**YOUR ASSIGNMENT**
Copy all the lines of the data that include the word "JSON".

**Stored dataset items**
⁂
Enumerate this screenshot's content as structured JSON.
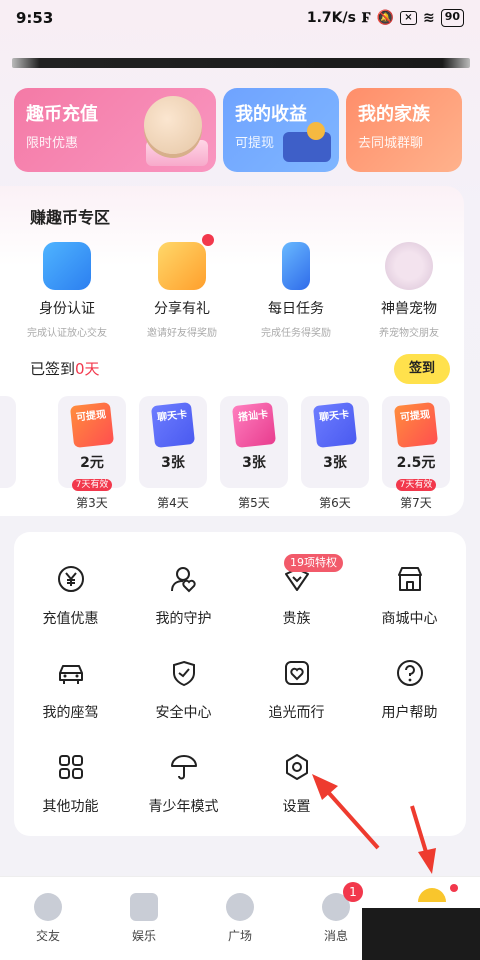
{
  "status": {
    "time": "9:53",
    "speed": "1.7K/s",
    "battery": "90"
  },
  "cards": [
    {
      "title": "趣币充值",
      "sub": "限时优惠"
    },
    {
      "title": "我的收益",
      "sub": "可提现"
    },
    {
      "title": "我的家族",
      "sub": "去同城群聊"
    }
  ],
  "earn": {
    "title": "赚趣币专区",
    "features": [
      {
        "label": "身份认证",
        "sub": "完成认证放心交友"
      },
      {
        "label": "分享有礼",
        "sub": "邀请好友得奖励"
      },
      {
        "label": "每日任务",
        "sub": "完成任务得奖励"
      },
      {
        "label": "神兽宠物",
        "sub": "养宠物交朋友"
      }
    ],
    "sign_prefix": "已签到",
    "sign_days": "0天",
    "sign_button": "签到",
    "days": [
      {
        "ticket": "可提现",
        "value": "2元",
        "exp": "7天有效",
        "label": "第3天"
      },
      {
        "ticket": "聊天卡",
        "value": "3张",
        "label": "第4天"
      },
      {
        "ticket": "搭讪卡",
        "value": "3张",
        "label": "第5天"
      },
      {
        "ticket": "聊天卡",
        "value": "3张",
        "label": "第6天"
      },
      {
        "ticket": "可提现",
        "value": "2.5元",
        "exp": "7天有效",
        "label": "第7天"
      }
    ]
  },
  "menu": {
    "badge": "19项特权",
    "items": [
      {
        "label": "充值优惠",
        "icon": "yen-icon"
      },
      {
        "label": "我的守护",
        "icon": "user-heart-icon"
      },
      {
        "label": "贵族",
        "icon": "crown-heart-icon"
      },
      {
        "label": "商城中心",
        "icon": "store-icon"
      },
      {
        "label": "我的座驾",
        "icon": "car-icon"
      },
      {
        "label": "安全中心",
        "icon": "shield-icon"
      },
      {
        "label": "追光而行",
        "icon": "heart-frame-icon"
      },
      {
        "label": "用户帮助",
        "icon": "help-icon"
      },
      {
        "label": "其他功能",
        "icon": "grid-icon"
      },
      {
        "label": "青少年模式",
        "icon": "umbrella-icon"
      },
      {
        "label": "设置",
        "icon": "settings-icon"
      }
    ]
  },
  "nav": [
    {
      "label": "交友"
    },
    {
      "label": "娱乐"
    },
    {
      "label": "广场"
    },
    {
      "label": "消息",
      "badge": "1"
    },
    {
      "label": ""
    }
  ],
  "colors": {
    "accent": "#f2384c",
    "sign": "#ffe14c",
    "arrow": "#ee3b2f"
  }
}
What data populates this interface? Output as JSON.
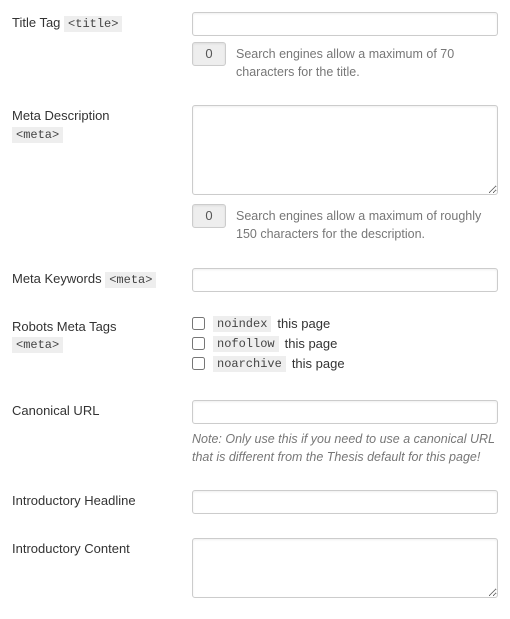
{
  "title_tag": {
    "label": "Title Tag",
    "tag": "<title>",
    "value": "",
    "counter": "0",
    "hint": "Search engines allow a maximum of 70 characters for the title."
  },
  "meta_description": {
    "label": "Meta Description",
    "tag": "<meta>",
    "value": "",
    "counter": "0",
    "hint": "Search engines allow a maximum of roughly 150 characters for the description."
  },
  "meta_keywords": {
    "label": "Meta Keywords",
    "tag": "<meta>",
    "value": ""
  },
  "robots": {
    "label": "Robots Meta Tags",
    "tag": "<meta>",
    "options": [
      {
        "code": "noindex",
        "after": " this page",
        "checked": false
      },
      {
        "code": "nofollow",
        "after": " this page",
        "checked": false
      },
      {
        "code": "noarchive",
        "after": " this page",
        "checked": false
      }
    ]
  },
  "canonical": {
    "label": "Canonical URL",
    "value": "",
    "note": "Note: Only use this if you need to use a canonical URL that is different from the Thesis default for this page!"
  },
  "intro_headline": {
    "label": "Introductory Headline",
    "value": ""
  },
  "intro_content": {
    "label": "Introductory Content",
    "value": ""
  }
}
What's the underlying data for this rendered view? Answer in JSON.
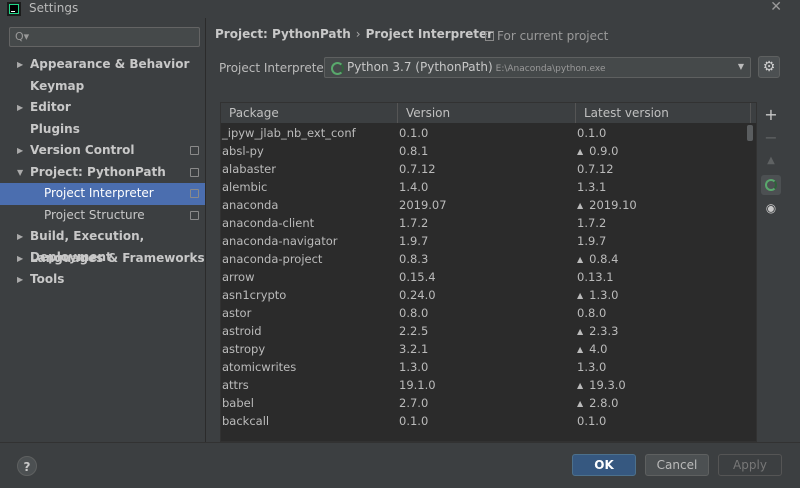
{
  "window": {
    "title": "Settings"
  },
  "search": {
    "placeholder": ""
  },
  "sidebar": {
    "items": [
      {
        "label": "Appearance & Behavior",
        "arrow": "▶"
      },
      {
        "label": "Keymap",
        "arrow": ""
      },
      {
        "label": "Editor",
        "arrow": "▶"
      },
      {
        "label": "Plugins",
        "arrow": ""
      },
      {
        "label": "Version Control",
        "arrow": "▶"
      },
      {
        "label": "Project: PythonPath",
        "arrow": "▼"
      },
      {
        "label": "Project Interpreter",
        "arrow": ""
      },
      {
        "label": "Project Structure",
        "arrow": ""
      },
      {
        "label": "Build, Execution, Deployment",
        "arrow": "▶"
      },
      {
        "label": "Languages & Frameworks",
        "arrow": "▶"
      },
      {
        "label": "Tools",
        "arrow": "▶"
      }
    ]
  },
  "breadcrumb": {
    "project": "Project: PythonPath",
    "separator": "›",
    "page": "Project Interpreter"
  },
  "for_current_project": "For current project",
  "interpreter": {
    "label": "Project Interpreter:",
    "name": "Python 3.7 (PythonPath)",
    "path": "E:\\Anaconda\\python.exe"
  },
  "table": {
    "headers": [
      "Package",
      "Version",
      "Latest version"
    ],
    "rows": [
      {
        "package": "_ipyw_jlab_nb_ext_conf",
        "version": "0.1.0",
        "latest": "0.1.0",
        "upgrade": false
      },
      {
        "package": "absl-py",
        "version": "0.8.1",
        "latest": "0.9.0",
        "upgrade": true
      },
      {
        "package": "alabaster",
        "version": "0.7.12",
        "latest": "0.7.12",
        "upgrade": false
      },
      {
        "package": "alembic",
        "version": "1.4.0",
        "latest": "1.3.1",
        "upgrade": false
      },
      {
        "package": "anaconda",
        "version": "2019.07",
        "latest": "2019.10",
        "upgrade": true
      },
      {
        "package": "anaconda-client",
        "version": "1.7.2",
        "latest": "1.7.2",
        "upgrade": false
      },
      {
        "package": "anaconda-navigator",
        "version": "1.9.7",
        "latest": "1.9.7",
        "upgrade": false
      },
      {
        "package": "anaconda-project",
        "version": "0.8.3",
        "latest": "0.8.4",
        "upgrade": true
      },
      {
        "package": "arrow",
        "version": "0.15.4",
        "latest": "0.13.1",
        "upgrade": false
      },
      {
        "package": "asn1crypto",
        "version": "0.24.0",
        "latest": "1.3.0",
        "upgrade": true
      },
      {
        "package": "astor",
        "version": "0.8.0",
        "latest": "0.8.0",
        "upgrade": false
      },
      {
        "package": "astroid",
        "version": "2.2.5",
        "latest": "2.3.3",
        "upgrade": true
      },
      {
        "package": "astropy",
        "version": "3.2.1",
        "latest": "4.0",
        "upgrade": true
      },
      {
        "package": "atomicwrites",
        "version": "1.3.0",
        "latest": "1.3.0",
        "upgrade": false
      },
      {
        "package": "attrs",
        "version": "19.1.0",
        "latest": "19.3.0",
        "upgrade": true
      },
      {
        "package": "babel",
        "version": "2.7.0",
        "latest": "2.8.0",
        "upgrade": true
      },
      {
        "package": "backcall",
        "version": "0.1.0",
        "latest": "0.1.0",
        "upgrade": false
      }
    ]
  },
  "tools": {
    "add": "+",
    "remove": "−",
    "upgrade": "▲",
    "show": "👁"
  },
  "buttons": {
    "help": "?",
    "ok": "OK",
    "cancel": "Cancel",
    "apply": "Apply"
  },
  "icons": [
    "app-icon",
    "close-icon",
    "search-icon",
    "gear-icon",
    "copy-icon",
    "eye-icon",
    "upgrade-arrow-icon",
    "loading-ring-icon"
  ]
}
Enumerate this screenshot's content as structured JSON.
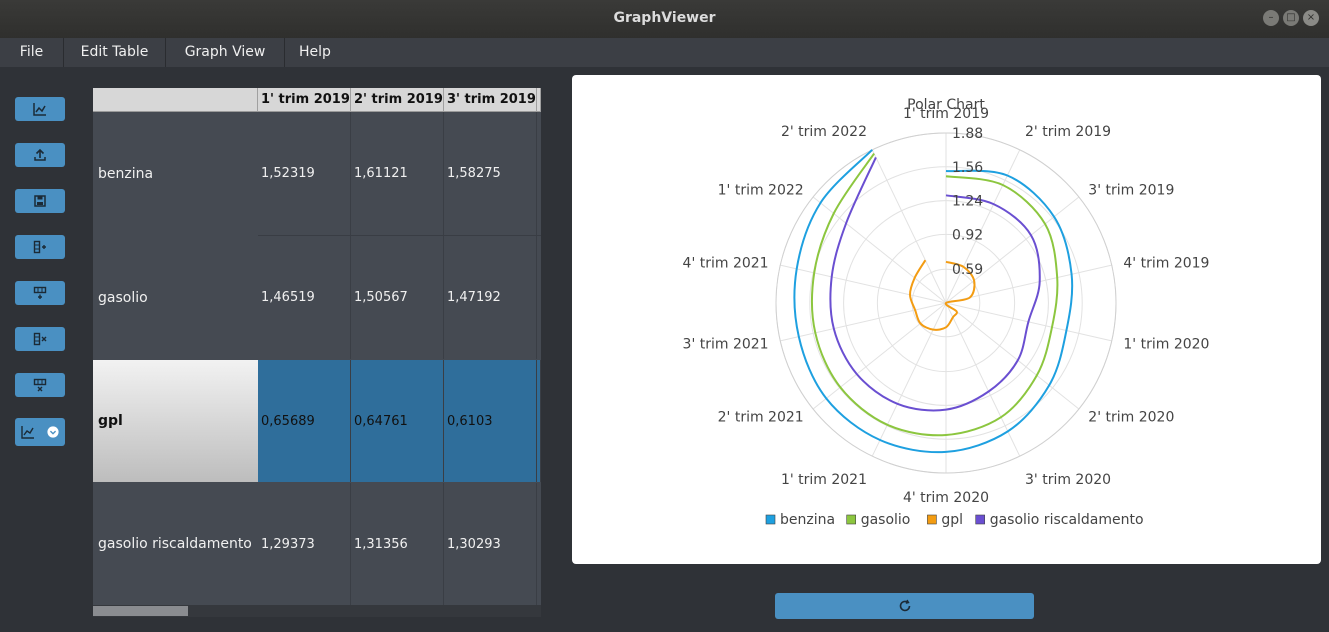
{
  "window": {
    "title": "GraphViewer"
  },
  "menu": [
    {
      "label": "File"
    },
    {
      "label": "Edit Table"
    },
    {
      "label": "Graph View"
    },
    {
      "label": "Help"
    }
  ],
  "toolbar": [
    {
      "icon": "chart-icon"
    },
    {
      "icon": "upload-icon"
    },
    {
      "icon": "save-icon"
    },
    {
      "icon": "add-column-icon"
    },
    {
      "icon": "add-row-icon"
    },
    {
      "icon": "remove-column-icon"
    },
    {
      "icon": "remove-row-icon"
    },
    {
      "icon": "chart-type-dropdown-icon"
    }
  ],
  "table": {
    "columns": [
      "1' trim 2019",
      "2' trim 2019",
      "3' trim 2019"
    ],
    "rows": [
      {
        "name": "benzina",
        "values": [
          "1,52319",
          "1,61121",
          "1,58275"
        ]
      },
      {
        "name": "gasolio",
        "values": [
          "1,46519",
          "1,50567",
          "1,47192"
        ]
      },
      {
        "name": "gpl",
        "values": [
          "0,65689",
          "0,64761",
          "0,6103"
        ]
      },
      {
        "name": "gasolio riscaldamento",
        "values": [
          "1,29373",
          "1,31356",
          "1,30293"
        ]
      }
    ],
    "selected_row": 2
  },
  "colors": {
    "accent": "#4a90c2",
    "selected_row": "#2f6e9b",
    "benzina": "#1ea0e0",
    "gasolio": "#8cc63f",
    "gpl": "#f39c12",
    "gasolio_riscaldamento": "#6a4fd1"
  },
  "chart_data": {
    "type": "polar",
    "title": "Polar Chart",
    "categories": [
      "1' trim 2019",
      "2' trim 2019",
      "3' trim 2019",
      "4' trim 2019",
      "1' trim 2020",
      "2' trim 2020",
      "3' trim 2020",
      "4' trim 2020",
      "1' trim 2021",
      "2' trim 2021",
      "3' trim 2021",
      "4' trim 2021",
      "1' trim 2022",
      "2' trim 2022"
    ],
    "radial_ticks": [
      "0.59",
      "0.92",
      "1.24",
      "1.56",
      "1.88"
    ],
    "radial_range": [
      0.27,
      1.88
    ],
    "series": [
      {
        "name": "benzina",
        "values": [
          1.52,
          1.61,
          1.58,
          1.49,
          1.44,
          1.52,
          1.62,
          1.68,
          1.71,
          1.72,
          1.7,
          1.72,
          1.79,
          1.88
        ]
      },
      {
        "name": "gasolio",
        "values": [
          1.47,
          1.51,
          1.47,
          1.35,
          1.3,
          1.37,
          1.47,
          1.52,
          1.55,
          1.55,
          1.54,
          1.55,
          1.63,
          1.84
        ]
      },
      {
        "name": "gpl",
        "values": [
          0.66,
          0.65,
          0.61,
          0.5,
          0.27,
          0.4,
          0.42,
          0.5,
          0.55,
          0.58,
          0.57,
          0.62,
          0.65,
          0.72
        ]
      },
      {
        "name": "gasolio riscaldamento",
        "values": [
          1.29,
          1.31,
          1.3,
          1.18,
          1.07,
          1.14,
          1.2,
          1.28,
          1.33,
          1.35,
          1.36,
          1.38,
          1.48,
          1.8
        ]
      }
    ],
    "legend_position": "bottom",
    "grid": true
  }
}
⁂
**EXERCISE OUTPUT**
Enumerate this screenshot's content as structured JSON.
What data populates this interface? Output as JSON.
What's the underlying data for this rendered view? Answer in JSON.
Enumerate this screenshot's content as structured JSON.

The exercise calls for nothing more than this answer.